Shuangh chi’u-er, although the name may sound like a disease, is not a form of writer’s cramp. On the contrary, ‘their’ purpose is to prevent it. The words mean ‘the double balls,’ and shuangh chi’u-er are two iron balls, an inch or so in diameter, which nestle in the right hand of every Chinese man of letters for hours each day, one being revolved about the other until they are worn bright. They are just large enough to make a handful, and the action of shifting one about the other brings the fingers into play and lends them that suppleness and digital dexterity which is necessary in the manipulation of the Chinese lettering-pen or fine-pointed brush. Of what a simplicity!

They fascinate me. Since I became their owner I can scarcely desist from handling them hours upon end. By some miracle of welding, the shuangh chi’u-er are fashioned hollow, each with a small ball within, which gives forth a gentle, not unmusical clanking, as they are moved. How would our civilization ever have conceived such an appliance? Yet they are precisely the thing which the Chinese littérateur, whose proud profession forbids him any manual labor whatsoever, needs to insure skill in the manual practice of his art. I meditate upon them, and the whole curious ethnology of that great and venerable nation seems to be hidden, and yet clamant, within the shuangh chi’u-er, as the little globes themselves conceal their faintly-sounding iron hearts.

The wife of my friend the novelist says that it is fortunate her husband does not need to juggle two typewriters in his hands.

Her interjection is frivolous, but suggests some analogies.
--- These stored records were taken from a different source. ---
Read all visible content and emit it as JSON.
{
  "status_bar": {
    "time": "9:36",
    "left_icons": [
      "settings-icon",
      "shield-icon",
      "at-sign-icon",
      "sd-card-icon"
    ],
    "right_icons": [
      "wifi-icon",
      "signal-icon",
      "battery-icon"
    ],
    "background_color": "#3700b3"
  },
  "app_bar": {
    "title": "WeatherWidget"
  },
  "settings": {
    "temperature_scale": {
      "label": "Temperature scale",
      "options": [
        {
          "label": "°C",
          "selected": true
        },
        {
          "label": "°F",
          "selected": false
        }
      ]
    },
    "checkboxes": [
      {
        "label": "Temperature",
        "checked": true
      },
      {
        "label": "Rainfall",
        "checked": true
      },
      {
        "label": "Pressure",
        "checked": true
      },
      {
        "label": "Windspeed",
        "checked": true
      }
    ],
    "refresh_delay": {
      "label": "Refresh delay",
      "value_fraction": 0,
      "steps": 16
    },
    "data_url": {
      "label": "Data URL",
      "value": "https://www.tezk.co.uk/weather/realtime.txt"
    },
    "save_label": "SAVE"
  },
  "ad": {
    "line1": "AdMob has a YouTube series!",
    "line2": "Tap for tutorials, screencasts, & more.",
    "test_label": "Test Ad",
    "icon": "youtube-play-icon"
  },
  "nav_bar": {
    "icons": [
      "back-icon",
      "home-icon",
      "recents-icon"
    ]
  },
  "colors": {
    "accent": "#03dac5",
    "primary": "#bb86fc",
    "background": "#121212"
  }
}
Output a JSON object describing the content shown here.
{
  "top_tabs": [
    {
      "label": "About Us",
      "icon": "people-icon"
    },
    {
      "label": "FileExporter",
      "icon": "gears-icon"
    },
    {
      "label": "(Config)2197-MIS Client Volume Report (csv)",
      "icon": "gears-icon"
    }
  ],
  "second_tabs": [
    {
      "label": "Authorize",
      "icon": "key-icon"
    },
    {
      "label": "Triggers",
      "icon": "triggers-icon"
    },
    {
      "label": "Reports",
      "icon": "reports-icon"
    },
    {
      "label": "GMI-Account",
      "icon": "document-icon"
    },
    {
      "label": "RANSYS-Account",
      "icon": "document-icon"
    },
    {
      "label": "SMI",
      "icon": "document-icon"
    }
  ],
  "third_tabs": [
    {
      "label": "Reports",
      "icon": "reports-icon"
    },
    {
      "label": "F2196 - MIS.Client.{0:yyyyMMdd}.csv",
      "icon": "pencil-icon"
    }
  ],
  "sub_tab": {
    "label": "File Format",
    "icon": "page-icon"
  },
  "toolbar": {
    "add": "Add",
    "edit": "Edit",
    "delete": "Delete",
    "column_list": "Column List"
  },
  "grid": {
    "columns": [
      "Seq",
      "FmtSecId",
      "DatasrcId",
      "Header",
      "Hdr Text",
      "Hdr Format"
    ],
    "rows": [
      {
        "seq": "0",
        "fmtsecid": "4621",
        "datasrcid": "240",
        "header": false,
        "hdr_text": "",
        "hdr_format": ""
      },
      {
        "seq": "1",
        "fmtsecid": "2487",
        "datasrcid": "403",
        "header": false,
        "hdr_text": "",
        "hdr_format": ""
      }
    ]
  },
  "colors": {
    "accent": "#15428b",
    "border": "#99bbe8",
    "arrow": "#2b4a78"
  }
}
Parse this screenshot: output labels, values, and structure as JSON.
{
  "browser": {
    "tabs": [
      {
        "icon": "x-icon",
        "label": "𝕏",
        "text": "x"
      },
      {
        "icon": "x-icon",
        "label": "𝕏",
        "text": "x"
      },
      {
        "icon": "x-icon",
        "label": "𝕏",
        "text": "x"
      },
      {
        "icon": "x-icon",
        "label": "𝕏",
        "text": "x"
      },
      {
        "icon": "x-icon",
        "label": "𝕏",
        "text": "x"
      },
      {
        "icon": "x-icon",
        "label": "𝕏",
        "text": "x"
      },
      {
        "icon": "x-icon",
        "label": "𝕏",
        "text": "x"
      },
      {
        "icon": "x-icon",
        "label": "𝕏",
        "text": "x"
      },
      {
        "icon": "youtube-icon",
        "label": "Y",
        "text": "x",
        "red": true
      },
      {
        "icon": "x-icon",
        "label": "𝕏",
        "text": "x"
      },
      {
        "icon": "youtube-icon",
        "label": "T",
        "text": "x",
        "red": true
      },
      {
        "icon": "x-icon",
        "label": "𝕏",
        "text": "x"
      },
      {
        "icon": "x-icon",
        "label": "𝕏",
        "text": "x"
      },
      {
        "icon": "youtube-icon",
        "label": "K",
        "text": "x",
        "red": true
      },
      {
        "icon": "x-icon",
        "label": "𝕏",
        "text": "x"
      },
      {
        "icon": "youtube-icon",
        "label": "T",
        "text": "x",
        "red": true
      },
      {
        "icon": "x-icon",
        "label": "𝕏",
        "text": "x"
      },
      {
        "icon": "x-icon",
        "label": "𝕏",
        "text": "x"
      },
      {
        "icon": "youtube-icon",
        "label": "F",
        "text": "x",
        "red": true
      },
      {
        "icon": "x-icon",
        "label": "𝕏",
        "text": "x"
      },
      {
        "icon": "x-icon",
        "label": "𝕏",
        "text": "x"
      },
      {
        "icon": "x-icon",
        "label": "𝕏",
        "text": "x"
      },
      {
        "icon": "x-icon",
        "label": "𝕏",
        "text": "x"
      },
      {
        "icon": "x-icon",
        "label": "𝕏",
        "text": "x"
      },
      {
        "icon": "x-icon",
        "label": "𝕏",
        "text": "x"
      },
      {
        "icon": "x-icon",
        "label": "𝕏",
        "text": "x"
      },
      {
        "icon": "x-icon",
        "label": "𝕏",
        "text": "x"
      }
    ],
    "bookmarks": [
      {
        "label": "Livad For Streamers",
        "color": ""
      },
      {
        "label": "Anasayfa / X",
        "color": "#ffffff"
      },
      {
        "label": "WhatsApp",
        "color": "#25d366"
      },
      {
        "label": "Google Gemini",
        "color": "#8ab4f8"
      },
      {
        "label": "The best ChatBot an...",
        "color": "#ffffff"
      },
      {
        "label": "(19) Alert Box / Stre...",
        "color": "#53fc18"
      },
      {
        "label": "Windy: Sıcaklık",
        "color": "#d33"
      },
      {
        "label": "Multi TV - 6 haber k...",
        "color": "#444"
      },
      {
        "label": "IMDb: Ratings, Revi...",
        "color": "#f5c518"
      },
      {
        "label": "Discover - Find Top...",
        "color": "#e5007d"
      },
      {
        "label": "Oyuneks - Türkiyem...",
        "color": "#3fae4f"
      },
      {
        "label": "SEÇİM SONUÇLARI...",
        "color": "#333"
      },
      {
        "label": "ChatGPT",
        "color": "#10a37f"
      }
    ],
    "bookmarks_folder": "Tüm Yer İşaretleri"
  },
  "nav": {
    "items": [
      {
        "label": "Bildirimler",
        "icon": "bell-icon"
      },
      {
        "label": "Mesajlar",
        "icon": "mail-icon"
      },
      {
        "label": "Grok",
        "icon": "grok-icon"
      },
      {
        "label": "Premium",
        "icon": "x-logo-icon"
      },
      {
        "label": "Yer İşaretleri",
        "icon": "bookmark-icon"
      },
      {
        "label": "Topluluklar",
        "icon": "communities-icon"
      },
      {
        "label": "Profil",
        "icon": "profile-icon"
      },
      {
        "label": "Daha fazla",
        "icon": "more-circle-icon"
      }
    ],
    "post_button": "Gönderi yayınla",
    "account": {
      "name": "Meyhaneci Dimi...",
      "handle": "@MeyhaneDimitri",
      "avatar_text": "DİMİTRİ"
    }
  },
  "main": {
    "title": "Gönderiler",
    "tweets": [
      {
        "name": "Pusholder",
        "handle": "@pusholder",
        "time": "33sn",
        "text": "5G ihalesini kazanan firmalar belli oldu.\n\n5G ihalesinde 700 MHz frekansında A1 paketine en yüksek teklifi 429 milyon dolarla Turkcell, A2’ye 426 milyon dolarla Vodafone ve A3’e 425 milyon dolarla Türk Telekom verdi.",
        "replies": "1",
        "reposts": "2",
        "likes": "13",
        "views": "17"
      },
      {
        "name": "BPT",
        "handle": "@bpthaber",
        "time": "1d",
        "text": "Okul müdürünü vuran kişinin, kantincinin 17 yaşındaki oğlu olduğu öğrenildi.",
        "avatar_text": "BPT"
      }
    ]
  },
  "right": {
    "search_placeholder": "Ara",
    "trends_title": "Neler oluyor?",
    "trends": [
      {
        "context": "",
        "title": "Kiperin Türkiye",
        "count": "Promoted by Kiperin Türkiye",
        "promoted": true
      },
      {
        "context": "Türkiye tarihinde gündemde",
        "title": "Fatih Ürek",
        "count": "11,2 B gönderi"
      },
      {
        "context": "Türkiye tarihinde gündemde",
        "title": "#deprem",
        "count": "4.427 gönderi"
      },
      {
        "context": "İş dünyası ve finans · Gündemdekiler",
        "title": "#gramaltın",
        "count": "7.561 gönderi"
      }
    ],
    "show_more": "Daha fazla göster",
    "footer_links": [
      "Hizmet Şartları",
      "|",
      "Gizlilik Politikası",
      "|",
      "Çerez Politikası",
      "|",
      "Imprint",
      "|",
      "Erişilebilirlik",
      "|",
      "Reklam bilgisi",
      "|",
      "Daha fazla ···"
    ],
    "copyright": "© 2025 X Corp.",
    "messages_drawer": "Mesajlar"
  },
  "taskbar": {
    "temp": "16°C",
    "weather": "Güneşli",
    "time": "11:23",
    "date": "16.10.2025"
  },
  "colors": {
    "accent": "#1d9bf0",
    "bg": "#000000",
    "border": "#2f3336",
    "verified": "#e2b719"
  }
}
Do you remember Lafcadio Hearn’s speaking of the surprise which is occasioned in the Occidental reader by the widespread facility of beautiful metaphor and simile among Japanese school-children? Hearn goes on to say that while this delightful imagery of speech does exist, it is nevertheless merely the repetition of standard catchwords of the tongue, procrustean figures of speech which have been handed down from age to age, and which in reality bespeak no originality of diction in the child who uses them. Name an object of nature, and the Japanese child hands you from its appropriate closet its appropriate poetic clothes. They are hand-medowns, says Hearn, and not new-tailored suits.

Is Chinese literature open to this same cavil? I am not a student of it, and cannot say; but the little shuangh chi’u-er have suggested that a nation which has been content with old things, old ideas, worn smooth by much handling, may reasonably be supposed to have advanced no further in its literature than it has in its science. I can believe that the long and idle contemplation of the twin spheres might induce a hypnotic stupor, incapacitating the luckless literary grub for any steps along unblazed trails.

And yet who are we Saxons, to sneer at the slaves of the mental shuangh chi’u-er? How many of our men of letters have not been ridden by twin incubi of lifeless ideas? I shall expect a later Taine to show that the whole age of Pope was subtly connected, atavistically perhaps, with the dusty classicism of some ancient Chinese Chesterton, or man playing with blocks. And of individual instances: Look at Swinburne, ceaselessly rotating in his mind the two ideas, White Surf and White Limbs; Kipling, dandling Imperialism and Pixies; G. B. Shaw, bondman to the shuangh chi’u-er Socialism and Shocking! How musically they clink as they are shifted about in our writer’s hand — and how far is our world advanced by their clinking?

Nevertheless, I love my sister’s gift. There is as much to be said for the constant dwelling upon two ideas, as against it. We are told to beware the strength of the man of one idea, the student of one book. The East has watched one nation after another sink into decay; ‘the legions thunder by,’ while she remains, strong in the fruitful contemplation of the twin ideas, love of ancestry and love of country. My shuangh chi’u-er are homely little things, heavy, squat; but they reflect from their dully polished surfaces a civilization whose patience, fidelity, and strength has lessons for every man vowed to the life of letters.